EXERCISE BRIEF
Return the number of lines below with "Hosszúság" in them, and nothing else.

+ + + +

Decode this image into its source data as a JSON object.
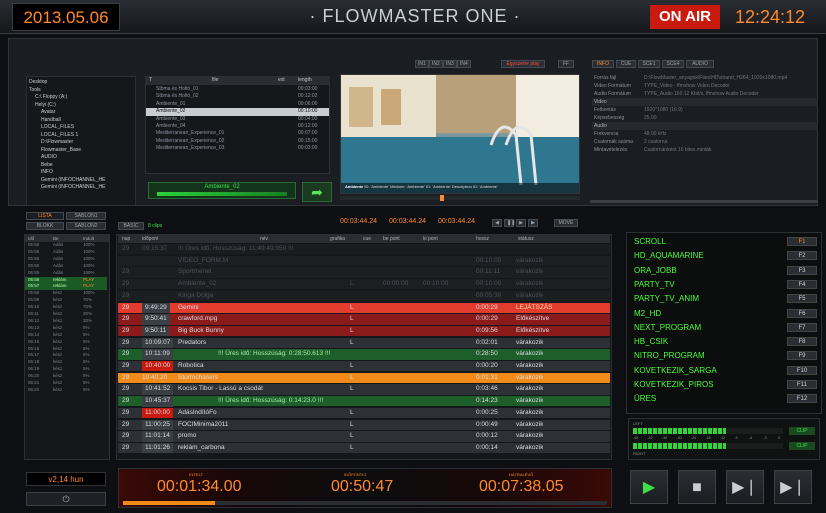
{
  "topbar": {
    "date": "2013.05.06",
    "title": "· FLOWMASTER ONE ·",
    "onair": "ON AIR",
    "clock": "12:24:12"
  },
  "preview_buttons": [
    "IN1",
    "IN2",
    "IN3",
    "IN4",
    "Egyszerre play",
    "FF"
  ],
  "info_tabs": [
    "INFO",
    "CUE",
    "SCE1",
    "SCE4",
    "AUDIO"
  ],
  "tree": [
    "Desktop",
    "Tools",
    "C:\\ Floppy (A:)",
    "Helyi (C:)",
    "Avatar",
    "Handball",
    "LOCAL_FILES",
    "LOCAL_FILES 1",
    "D:\\Flowmaster",
    "Flowmaster_Base",
    "AUDIO",
    "Bebe",
    "INFO",
    "Gemini (INFOCHANNEL_HE",
    "Gemini (INFOCHANNEL_HE"
  ],
  "filelist": {
    "headers": [
      "T",
      "file",
      "ext",
      "length"
    ],
    "rows": [
      [
        "",
        "Stbma és Holtó_01",
        "",
        "00:03:00"
      ],
      [
        "",
        "Stbma és Holtó_02",
        "",
        "00:12:02"
      ],
      [
        "",
        "Ambiente_01",
        "",
        "00:06:00"
      ],
      [
        "",
        "Ambiente_02",
        "",
        "00:10:00"
      ],
      [
        "",
        "Ambiente_03",
        "",
        "00:04:00"
      ],
      [
        "",
        "Ambiente_04",
        "",
        "00:12:00"
      ],
      [
        "",
        "Mediterranean_Experience_01",
        "",
        "00:07:00"
      ],
      [
        "",
        "Mediterranean_Experience_02",
        "",
        "00:15:00"
      ],
      [
        "",
        "Mediterranean_Experience_03",
        "",
        "00:03:00"
      ]
    ],
    "selected_index": 3,
    "selected_name": "Ambiente_02"
  },
  "preview": {
    "caption_title": "Ambiente",
    "caption": "ID: 'Ambiente' Medium: 'Ambiente' ID: 'Ambiente' Description ID: 'Ambiente'",
    "tc_in": "00:03:44.24",
    "tc_dur": "00:03:44.24",
    "tc_out": "00:03:44.24",
    "move": "MOVE"
  },
  "info": [
    [
      "Forrás fájl",
      "D:\\FlowMaster_anyagok\\Files\\HD\\strand_H264_1920x1080.mp4"
    ],
    [
      "Video Formátum",
      "TYPE_Video - ffmshow Video Decoder"
    ],
    [
      "Audio Formátum",
      "TYPE_Audio 160.12 Kbit/s, ffmshow Audio Decoder"
    ],
    [
      "Video",
      ""
    ],
    [
      "Felbontás",
      "1920*1080 (16:9)"
    ],
    [
      "Képsebesség",
      "25.00"
    ],
    [
      "Audio",
      ""
    ],
    [
      "Frekvencia",
      "48.00 kHz"
    ],
    [
      "Csatornák száma",
      "2 csatorna"
    ],
    [
      "Mintavételezés",
      "Csatornánként 16 bites minták"
    ]
  ],
  "left_tabs": [
    "LISTA",
    "SABLON1",
    "BLOKK",
    "SABLON2"
  ],
  "log": {
    "headers": [
      "Idő",
      "Be",
      "Indult"
    ],
    "rows": [
      [
        "05:55",
        "Adás",
        "100%"
      ],
      [
        "05:55",
        "Adás",
        "100%"
      ],
      [
        "05:55",
        "Adás",
        "100%"
      ],
      [
        "05:55",
        "Adás",
        "100%"
      ],
      [
        "05:55",
        "Adás",
        "100%"
      ],
      [
        "05:56",
        "reklám",
        "PLAY"
      ],
      [
        "05:57",
        "reklám",
        "PLAY"
      ],
      [
        "05:58",
        "kész",
        "100%"
      ],
      [
        "05:59",
        "kész",
        "70%"
      ],
      [
        "06:10",
        "kész",
        "70%"
      ],
      [
        "06:11",
        "kész",
        "30%"
      ],
      [
        "06:12",
        "kész",
        "30%"
      ],
      [
        "06:13",
        "kész",
        "5%"
      ],
      [
        "06:14",
        "kész",
        "5%"
      ],
      [
        "06:15",
        "kész",
        "5%"
      ],
      [
        "06:16",
        "kész",
        "5%"
      ],
      [
        "06:17",
        "kész",
        "5%"
      ],
      [
        "06:18",
        "kész",
        "5%"
      ],
      [
        "06:19",
        "kész",
        "5%"
      ],
      [
        "06:20",
        "kész",
        "5%"
      ],
      [
        "06:21",
        "kész",
        "5%"
      ],
      [
        "06:22",
        "kész",
        "5%"
      ]
    ],
    "highlight": [
      5,
      6
    ]
  },
  "playlist_toolbar": {
    "mode": "BASIC",
    "count": "8 clips"
  },
  "playlist": {
    "headers": [
      "nap",
      "időpont",
      "név",
      "grafika",
      "cue",
      "be pont",
      "ki pont",
      "hossz",
      "státusz"
    ],
    "rows": [
      [
        "29",
        "09:15:37",
        "!!! Üres idő: Hosszúság: 11:49:49.950 !!!",
        "",
        "",
        "",
        "",
        "",
        "",
        "gap-dim"
      ],
      [
        "",
        "",
        "VIDEO_FORM.M",
        "",
        "",
        "",
        "",
        "00:10:00",
        "várakozik",
        "dim"
      ],
      [
        "29",
        "",
        "Sportmenet",
        "",
        "",
        "",
        "",
        "00:11:11",
        "várakozik",
        "dim"
      ],
      [
        "29",
        "",
        "Ambiente_02",
        "L",
        "",
        "00:00:00",
        "00:10:00",
        "00:10:00",
        "várakozik",
        "dim"
      ],
      [
        "29",
        "",
        "Kinga Dolga",
        "",
        "",
        "",
        "",
        "00:05:30",
        "várakozik",
        "dim"
      ],
      [
        "29",
        "9:49:29",
        "Gemini",
        "L",
        "",
        "",
        "",
        "0:00:29",
        "LEJÁTSZÁS",
        "red"
      ],
      [
        "29",
        "9:50:41",
        "crawford.mpg",
        "L",
        "",
        "",
        "",
        "0:00:29",
        "Előkészítve",
        "darkred"
      ],
      [
        "29",
        "9:50:11",
        "Big Buck Bunny",
        "L",
        "",
        "",
        "",
        "0:09:56",
        "Előkészítve",
        "darkred"
      ],
      [
        "29",
        "10:09:07",
        "Predators",
        "L",
        "",
        "",
        "",
        "0:02:01",
        "várakozik",
        "grey"
      ],
      [
        "29",
        "10:11:09",
        "!!! Üres idő: Hosszúság: 0:28:50.613 !!!",
        "",
        "",
        "",
        "",
        "0:28:50",
        "várakozik",
        "green"
      ],
      [
        "29",
        "10:40:00",
        "Robotica",
        "L",
        "",
        "",
        "",
        "0:00:20",
        "várakozik",
        "grey"
      ],
      [
        "29",
        "10:40:20",
        "Stormchasers",
        "L",
        "",
        "",
        "",
        "0:01:31",
        "várakozik",
        "orange"
      ],
      [
        "29",
        "10:41:52",
        "Kocsis Tibor - Lassú a csodát",
        "L",
        "",
        "",
        "",
        "0:03:46",
        "várakozik",
        "grey"
      ],
      [
        "29",
        "10:45:37",
        "!!! Üres idő: Hosszúság: 0:14:23.0 !!!",
        "",
        "",
        "",
        "",
        "0:14:23",
        "várakozik",
        "green"
      ],
      [
        "29",
        "11:00:00",
        "AdásIndítóFo",
        "L",
        "",
        "",
        "",
        "0:00:25",
        "várakozik",
        "grey"
      ],
      [
        "29",
        "11:00:25",
        "FOCIMinima2011",
        "L",
        "",
        "",
        "",
        "0:00:49",
        "várakozik",
        "grey"
      ],
      [
        "29",
        "11:01:14",
        "promo",
        "L",
        "",
        "",
        "",
        "0:00:12",
        "várakozik",
        "grey"
      ],
      [
        "29",
        "11:01:26",
        "reklám_carbona",
        "L",
        "",
        "",
        "",
        "0:00:14",
        "várakozik",
        "grey"
      ]
    ]
  },
  "fkeys": [
    [
      "SCROLL",
      "F1"
    ],
    [
      "HD_AQUAMARINE",
      "F2"
    ],
    [
      "ORA_JOBB",
      "F3"
    ],
    [
      "PARTY_TV",
      "F4"
    ],
    [
      "PARTY_TV_ANIM",
      "F5"
    ],
    [
      "M2_HD",
      "F6"
    ],
    [
      "NEXT_PROGRAM",
      "F7"
    ],
    [
      "HB_CSIK",
      "F8"
    ],
    [
      "NITRO_PROGRAM",
      "F9"
    ],
    [
      "KOVETKEZIK_SARGA",
      "F10"
    ],
    [
      "KOVETKEZIK_PIROS",
      "F11"
    ],
    [
      "ÜRES",
      "F12"
    ]
  ],
  "audio_meter": {
    "label_top": "LEFT",
    "label_bottom": "RIGHT",
    "scale": [
      "-48",
      "-42",
      "-36",
      "-30",
      "-24",
      "-18",
      "-12",
      "-9",
      "-6",
      "-3",
      "0"
    ],
    "clip": "CLIP",
    "level_left": 0.62,
    "level_right": 0.62
  },
  "bottom": {
    "version": "v2,14 hun",
    "elapsed_label": "ELTELT",
    "elapsed": "00:01:34.00",
    "time_label": "IDŐPONTIG",
    "time": "00:50:47",
    "remain_label": "HÁTRALÉVŐ",
    "remain": "00:07:38.05",
    "progress": 0.19
  },
  "colors": {
    "accent": "#ff8a2a",
    "onair": "#c81a0e",
    "playing": "#e13c2d",
    "prepared": "#8b1a1a",
    "waiting_green": "#1d5e2a",
    "orange_row": "#f08a18",
    "fkey_text": "#4cff3a"
  }
}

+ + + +

FINAL ANSWER
3